» Exercise description: Whatever the records say, set them down exactly.

» Records:
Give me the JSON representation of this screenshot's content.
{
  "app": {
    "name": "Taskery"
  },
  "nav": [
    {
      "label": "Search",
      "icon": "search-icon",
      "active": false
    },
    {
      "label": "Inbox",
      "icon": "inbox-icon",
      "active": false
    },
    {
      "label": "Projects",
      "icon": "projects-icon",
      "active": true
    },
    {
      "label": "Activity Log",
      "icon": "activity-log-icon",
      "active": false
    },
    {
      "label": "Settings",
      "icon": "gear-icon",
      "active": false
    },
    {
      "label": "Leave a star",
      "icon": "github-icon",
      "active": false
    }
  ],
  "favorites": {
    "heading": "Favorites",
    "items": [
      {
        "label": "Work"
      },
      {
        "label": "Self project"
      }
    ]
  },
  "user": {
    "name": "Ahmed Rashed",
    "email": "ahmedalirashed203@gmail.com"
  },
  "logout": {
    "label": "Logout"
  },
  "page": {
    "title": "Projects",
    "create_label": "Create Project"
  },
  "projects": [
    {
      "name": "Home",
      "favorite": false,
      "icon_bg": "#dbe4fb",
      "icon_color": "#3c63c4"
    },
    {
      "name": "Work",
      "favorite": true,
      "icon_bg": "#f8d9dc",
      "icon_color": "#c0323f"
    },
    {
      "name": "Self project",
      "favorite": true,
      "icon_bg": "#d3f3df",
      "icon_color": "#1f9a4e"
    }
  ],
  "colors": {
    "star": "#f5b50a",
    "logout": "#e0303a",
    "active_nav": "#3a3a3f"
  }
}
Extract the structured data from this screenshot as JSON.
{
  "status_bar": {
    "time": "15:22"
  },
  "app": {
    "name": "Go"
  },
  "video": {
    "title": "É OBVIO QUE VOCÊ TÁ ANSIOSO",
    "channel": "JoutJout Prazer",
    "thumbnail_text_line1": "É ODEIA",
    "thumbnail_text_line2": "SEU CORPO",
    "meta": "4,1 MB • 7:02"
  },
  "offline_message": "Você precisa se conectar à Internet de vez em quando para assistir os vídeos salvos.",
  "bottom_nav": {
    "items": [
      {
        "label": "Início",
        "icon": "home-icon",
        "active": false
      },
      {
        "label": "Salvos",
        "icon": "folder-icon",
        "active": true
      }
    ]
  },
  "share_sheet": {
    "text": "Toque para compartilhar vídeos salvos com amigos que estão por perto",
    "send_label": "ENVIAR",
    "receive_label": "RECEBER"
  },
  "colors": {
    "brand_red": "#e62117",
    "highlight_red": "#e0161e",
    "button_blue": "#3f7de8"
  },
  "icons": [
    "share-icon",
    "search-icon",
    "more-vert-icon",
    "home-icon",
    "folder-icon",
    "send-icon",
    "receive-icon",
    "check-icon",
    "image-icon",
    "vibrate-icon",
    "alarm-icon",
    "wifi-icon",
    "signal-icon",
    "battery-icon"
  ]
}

» Result for this exercise:
Give me the JSON representation of this screenshot's content.
{
  "app": {
    "name": "Taskery"
  },
  "nav": [
    {
      "label": "Search",
      "icon": "search-icon",
      "active": false
    },
    {
      "label": "Inbox",
      "icon": "inbox-icon",
      "active": false
    },
    {
      "label": "Projects",
      "icon": "projects-icon",
      "active": true
    },
    {
      "label": "Activity Log",
      "icon": "activity-log-icon",
      "active": false
    },
    {
      "label": "Settings",
      "icon": "gear-icon",
      "active": false
    },
    {
      "label": "Leave a star",
      "icon": "github-icon",
      "active": false
    }
  ],
  "favorites": {
    "heading": "Favorites",
    "items": [
      {
        "label": "Work"
      },
      {
        "label": "Self project"
      }
    ]
  },
  "user": {
    "name": "Ahmed Rashed",
    "email": "ahmedalirashed203@gmail.com"
  },
  "logout": {
    "label": "Logout"
  },
  "page": {
    "title": "Projects",
    "create_label": "Create Project"
  },
  "projects": [
    {
      "name": "Home",
      "favorite": false,
      "icon_bg": "#dbe4fb",
      "icon_color": "#3c63c4"
    },
    {
      "name": "Work",
      "favorite": true,
      "icon_bg": "#f8d9dc",
      "icon_color": "#c0323f"
    },
    {
      "name": "Self project",
      "favorite": true,
      "icon_bg": "#d3f3df",
      "icon_color": "#1f9a4e"
    }
  ],
  "colors": {
    "star": "#f5b50a",
    "logout": "#e0303a",
    "active_nav": "#3a3a3f"
  }
}
Extract the structured data from this screenshot as JSON.
{
  "status_bar": {
    "time": "15:22"
  },
  "app": {
    "name": "Go"
  },
  "video": {
    "title": "É OBVIO QUE VOCÊ TÁ ANSIOSO",
    "channel": "JoutJout Prazer",
    "thumbnail_text_line1": "É ODEIA",
    "thumbnail_text_line2": "SEU CORPO",
    "meta": "4,1 MB • 7:02"
  },
  "offline_message": "Você precisa se conectar à Internet de vez em quando para assistir os vídeos salvos.",
  "bottom_nav": {
    "items": [
      {
        "label": "Início",
        "icon": "home-icon",
        "active": false
      },
      {
        "label": "Salvos",
        "icon": "folder-icon",
        "active": true
      }
    ]
  },
  "share_sheet": {
    "text": "Toque para compartilhar vídeos salvos com amigos que estão por perto",
    "send_label": "ENVIAR",
    "receive_label": "RECEBER"
  },
  "colors": {
    "brand_red": "#e62117",
    "highlight_red": "#e0161e",
    "button_blue": "#3f7de8"
  },
  "icons": [
    "share-icon",
    "search-icon",
    "more-vert-icon",
    "home-icon",
    "folder-icon",
    "send-icon",
    "receive-icon",
    "check-icon",
    "image-icon",
    "vibrate-icon",
    "alarm-icon",
    "wifi-icon",
    "signal-icon",
    "battery-icon"
  ]
}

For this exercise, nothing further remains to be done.